GIVEN ENTRIES:
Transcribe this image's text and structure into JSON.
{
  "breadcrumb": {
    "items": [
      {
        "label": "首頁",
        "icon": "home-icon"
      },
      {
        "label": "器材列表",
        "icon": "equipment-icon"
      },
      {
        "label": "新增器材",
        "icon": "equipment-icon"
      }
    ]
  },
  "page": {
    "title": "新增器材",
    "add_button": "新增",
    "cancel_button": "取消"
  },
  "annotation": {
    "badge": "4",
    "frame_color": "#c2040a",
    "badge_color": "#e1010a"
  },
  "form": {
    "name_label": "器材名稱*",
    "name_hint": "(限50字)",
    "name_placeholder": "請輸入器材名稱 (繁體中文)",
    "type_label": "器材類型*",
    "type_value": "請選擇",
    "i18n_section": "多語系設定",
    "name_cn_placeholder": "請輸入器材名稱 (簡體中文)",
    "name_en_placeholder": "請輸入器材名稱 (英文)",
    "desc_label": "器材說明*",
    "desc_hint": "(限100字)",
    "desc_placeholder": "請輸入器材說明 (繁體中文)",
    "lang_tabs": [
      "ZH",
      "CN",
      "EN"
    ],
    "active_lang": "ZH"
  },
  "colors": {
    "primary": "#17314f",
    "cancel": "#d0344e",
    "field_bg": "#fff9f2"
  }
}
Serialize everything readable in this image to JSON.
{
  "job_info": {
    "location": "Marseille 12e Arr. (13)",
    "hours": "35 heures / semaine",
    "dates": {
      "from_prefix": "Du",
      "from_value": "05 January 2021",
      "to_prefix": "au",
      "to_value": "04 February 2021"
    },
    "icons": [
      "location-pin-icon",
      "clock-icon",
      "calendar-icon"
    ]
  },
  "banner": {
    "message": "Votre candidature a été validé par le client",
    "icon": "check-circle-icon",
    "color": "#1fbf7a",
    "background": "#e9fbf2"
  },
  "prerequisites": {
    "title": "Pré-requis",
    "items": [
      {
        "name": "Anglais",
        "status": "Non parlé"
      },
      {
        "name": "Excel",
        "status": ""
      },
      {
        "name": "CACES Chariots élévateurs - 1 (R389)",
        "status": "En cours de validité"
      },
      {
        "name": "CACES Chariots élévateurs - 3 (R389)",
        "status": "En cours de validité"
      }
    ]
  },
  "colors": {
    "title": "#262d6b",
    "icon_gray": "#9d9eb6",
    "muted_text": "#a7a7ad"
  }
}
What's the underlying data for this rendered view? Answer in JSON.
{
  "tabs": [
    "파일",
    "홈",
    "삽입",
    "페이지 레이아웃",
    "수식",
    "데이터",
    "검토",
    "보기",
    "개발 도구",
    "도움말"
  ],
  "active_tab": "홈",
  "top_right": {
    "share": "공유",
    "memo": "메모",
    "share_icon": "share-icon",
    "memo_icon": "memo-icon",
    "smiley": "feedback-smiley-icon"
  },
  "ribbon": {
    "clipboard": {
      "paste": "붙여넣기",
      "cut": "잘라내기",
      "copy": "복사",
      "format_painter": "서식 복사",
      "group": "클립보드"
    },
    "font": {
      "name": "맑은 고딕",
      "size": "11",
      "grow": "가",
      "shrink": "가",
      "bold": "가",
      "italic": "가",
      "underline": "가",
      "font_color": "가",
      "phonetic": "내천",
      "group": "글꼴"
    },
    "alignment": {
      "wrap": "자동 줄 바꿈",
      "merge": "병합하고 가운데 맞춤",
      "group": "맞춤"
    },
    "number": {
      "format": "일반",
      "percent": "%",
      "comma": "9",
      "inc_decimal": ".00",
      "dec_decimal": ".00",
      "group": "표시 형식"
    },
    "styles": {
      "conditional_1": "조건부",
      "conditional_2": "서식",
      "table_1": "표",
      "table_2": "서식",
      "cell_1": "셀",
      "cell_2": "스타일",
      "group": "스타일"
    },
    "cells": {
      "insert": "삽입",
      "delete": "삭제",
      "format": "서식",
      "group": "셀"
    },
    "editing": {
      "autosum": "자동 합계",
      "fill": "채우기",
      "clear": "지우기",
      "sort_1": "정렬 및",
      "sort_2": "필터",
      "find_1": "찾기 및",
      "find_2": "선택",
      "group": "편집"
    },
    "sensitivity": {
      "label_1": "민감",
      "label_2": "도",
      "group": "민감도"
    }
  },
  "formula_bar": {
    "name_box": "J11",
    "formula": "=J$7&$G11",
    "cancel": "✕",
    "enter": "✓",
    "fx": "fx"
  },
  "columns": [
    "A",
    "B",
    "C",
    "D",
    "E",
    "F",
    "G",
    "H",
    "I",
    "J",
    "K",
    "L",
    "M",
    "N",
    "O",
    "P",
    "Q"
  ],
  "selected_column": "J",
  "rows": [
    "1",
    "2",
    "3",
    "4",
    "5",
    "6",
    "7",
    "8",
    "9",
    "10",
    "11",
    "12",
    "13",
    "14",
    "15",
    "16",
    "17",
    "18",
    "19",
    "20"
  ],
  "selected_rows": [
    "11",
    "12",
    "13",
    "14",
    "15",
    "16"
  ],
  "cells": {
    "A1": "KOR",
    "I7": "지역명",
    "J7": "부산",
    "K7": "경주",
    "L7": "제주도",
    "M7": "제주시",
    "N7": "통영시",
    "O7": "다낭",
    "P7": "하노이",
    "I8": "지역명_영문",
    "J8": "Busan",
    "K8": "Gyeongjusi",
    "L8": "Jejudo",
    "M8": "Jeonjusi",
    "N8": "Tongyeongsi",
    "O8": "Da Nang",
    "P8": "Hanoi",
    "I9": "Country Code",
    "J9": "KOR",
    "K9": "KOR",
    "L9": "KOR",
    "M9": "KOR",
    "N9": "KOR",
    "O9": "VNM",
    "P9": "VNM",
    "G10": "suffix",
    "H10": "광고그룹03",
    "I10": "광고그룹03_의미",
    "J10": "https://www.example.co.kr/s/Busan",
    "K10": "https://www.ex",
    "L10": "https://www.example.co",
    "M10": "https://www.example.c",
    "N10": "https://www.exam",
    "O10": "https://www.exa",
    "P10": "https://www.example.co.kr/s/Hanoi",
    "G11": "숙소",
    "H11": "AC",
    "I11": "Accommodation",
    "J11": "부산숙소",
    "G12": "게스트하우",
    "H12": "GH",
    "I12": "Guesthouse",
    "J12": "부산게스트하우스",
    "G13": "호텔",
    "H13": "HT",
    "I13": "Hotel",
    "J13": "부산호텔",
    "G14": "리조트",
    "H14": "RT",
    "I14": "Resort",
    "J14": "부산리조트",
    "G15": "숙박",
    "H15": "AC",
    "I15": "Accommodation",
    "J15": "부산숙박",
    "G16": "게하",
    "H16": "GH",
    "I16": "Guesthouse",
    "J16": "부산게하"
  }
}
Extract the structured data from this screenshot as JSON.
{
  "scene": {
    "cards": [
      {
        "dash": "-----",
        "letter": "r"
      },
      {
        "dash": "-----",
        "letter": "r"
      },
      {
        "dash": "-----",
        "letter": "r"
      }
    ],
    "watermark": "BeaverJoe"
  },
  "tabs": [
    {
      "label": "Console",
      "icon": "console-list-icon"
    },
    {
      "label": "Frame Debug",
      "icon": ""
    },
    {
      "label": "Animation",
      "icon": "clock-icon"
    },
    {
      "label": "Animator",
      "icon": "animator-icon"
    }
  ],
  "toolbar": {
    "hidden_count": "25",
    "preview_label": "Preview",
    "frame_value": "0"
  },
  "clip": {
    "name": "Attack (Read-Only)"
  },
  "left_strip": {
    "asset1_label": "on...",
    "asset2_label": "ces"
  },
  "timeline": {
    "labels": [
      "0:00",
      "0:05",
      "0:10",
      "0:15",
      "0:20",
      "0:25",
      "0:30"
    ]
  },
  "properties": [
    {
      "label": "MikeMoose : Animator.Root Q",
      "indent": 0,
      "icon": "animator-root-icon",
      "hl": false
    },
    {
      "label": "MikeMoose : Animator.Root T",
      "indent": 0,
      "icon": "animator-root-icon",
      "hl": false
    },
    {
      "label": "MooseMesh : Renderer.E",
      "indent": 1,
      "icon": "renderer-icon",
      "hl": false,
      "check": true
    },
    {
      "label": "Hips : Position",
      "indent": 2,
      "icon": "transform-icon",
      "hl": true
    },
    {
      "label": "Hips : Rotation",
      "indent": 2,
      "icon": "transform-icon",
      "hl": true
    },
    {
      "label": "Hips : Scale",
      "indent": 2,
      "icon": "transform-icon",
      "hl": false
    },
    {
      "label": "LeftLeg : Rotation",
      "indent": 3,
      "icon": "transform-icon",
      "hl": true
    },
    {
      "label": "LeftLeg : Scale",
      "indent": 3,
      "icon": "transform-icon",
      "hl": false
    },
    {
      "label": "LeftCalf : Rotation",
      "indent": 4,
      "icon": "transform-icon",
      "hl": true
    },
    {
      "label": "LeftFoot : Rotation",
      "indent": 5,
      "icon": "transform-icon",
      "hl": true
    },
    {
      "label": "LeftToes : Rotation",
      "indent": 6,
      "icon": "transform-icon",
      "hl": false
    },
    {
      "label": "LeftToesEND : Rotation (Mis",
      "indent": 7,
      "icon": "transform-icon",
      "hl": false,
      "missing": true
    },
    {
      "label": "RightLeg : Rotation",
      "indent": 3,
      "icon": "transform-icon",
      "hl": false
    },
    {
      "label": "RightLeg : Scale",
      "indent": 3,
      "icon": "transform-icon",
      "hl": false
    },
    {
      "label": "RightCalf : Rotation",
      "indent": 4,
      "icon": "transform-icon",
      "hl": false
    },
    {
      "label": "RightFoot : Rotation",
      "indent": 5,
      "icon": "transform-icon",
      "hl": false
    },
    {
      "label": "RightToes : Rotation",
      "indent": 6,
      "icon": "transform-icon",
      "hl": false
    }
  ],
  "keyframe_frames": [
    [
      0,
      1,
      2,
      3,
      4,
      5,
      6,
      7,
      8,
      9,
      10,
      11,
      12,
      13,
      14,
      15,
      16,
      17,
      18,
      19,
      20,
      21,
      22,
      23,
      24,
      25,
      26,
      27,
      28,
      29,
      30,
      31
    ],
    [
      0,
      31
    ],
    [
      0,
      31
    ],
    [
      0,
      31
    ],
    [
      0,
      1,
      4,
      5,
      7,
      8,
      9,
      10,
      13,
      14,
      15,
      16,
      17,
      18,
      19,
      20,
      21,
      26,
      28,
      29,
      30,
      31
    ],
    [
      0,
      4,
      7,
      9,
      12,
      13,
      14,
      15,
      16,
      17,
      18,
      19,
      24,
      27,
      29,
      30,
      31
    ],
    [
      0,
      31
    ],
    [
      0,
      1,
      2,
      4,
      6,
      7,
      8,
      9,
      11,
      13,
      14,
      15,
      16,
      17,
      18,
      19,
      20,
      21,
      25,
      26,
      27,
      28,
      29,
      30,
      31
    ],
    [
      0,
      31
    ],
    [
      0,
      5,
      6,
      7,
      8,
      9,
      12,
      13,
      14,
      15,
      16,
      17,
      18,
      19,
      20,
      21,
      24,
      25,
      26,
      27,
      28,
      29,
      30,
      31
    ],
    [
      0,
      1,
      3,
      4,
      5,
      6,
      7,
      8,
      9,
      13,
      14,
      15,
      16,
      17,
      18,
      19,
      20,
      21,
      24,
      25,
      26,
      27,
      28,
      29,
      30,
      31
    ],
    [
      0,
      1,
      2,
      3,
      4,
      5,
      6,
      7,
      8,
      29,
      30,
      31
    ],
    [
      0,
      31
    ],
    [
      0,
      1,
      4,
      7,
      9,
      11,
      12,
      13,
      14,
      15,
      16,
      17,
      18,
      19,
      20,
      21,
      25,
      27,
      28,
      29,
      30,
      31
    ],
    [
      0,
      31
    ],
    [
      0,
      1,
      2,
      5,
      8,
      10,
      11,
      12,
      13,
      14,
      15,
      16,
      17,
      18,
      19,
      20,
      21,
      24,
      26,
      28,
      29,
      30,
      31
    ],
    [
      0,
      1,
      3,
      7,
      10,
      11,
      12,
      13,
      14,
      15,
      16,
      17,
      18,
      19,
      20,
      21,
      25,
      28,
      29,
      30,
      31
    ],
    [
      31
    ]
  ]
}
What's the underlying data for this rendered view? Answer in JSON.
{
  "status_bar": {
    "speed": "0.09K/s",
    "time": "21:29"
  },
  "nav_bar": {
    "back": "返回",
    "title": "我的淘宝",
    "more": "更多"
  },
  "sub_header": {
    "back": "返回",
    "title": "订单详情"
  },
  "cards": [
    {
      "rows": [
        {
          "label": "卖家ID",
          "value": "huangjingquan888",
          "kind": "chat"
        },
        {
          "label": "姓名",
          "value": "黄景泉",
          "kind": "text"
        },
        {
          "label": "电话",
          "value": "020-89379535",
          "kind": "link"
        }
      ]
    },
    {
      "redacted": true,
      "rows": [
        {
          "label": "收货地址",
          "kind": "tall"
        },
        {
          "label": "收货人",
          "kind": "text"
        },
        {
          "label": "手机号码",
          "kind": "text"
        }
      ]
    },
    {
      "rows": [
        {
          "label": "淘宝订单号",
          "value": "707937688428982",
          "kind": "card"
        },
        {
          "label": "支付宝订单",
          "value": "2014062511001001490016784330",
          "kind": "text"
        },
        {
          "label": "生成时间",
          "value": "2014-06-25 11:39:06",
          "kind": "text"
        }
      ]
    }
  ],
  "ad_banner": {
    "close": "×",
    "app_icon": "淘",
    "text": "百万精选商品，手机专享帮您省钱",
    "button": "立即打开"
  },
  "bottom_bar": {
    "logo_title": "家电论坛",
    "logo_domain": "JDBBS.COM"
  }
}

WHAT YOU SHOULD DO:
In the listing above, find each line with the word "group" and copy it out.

WORKED SOLUTION:
      "group": "클립보드"
      "group": "글꼴"
      "group": "맞춤"
      "group": "표시 형식"
      "group": "스타일"
      "group": "셀"
      "group": "편집"
      "group": "민감도"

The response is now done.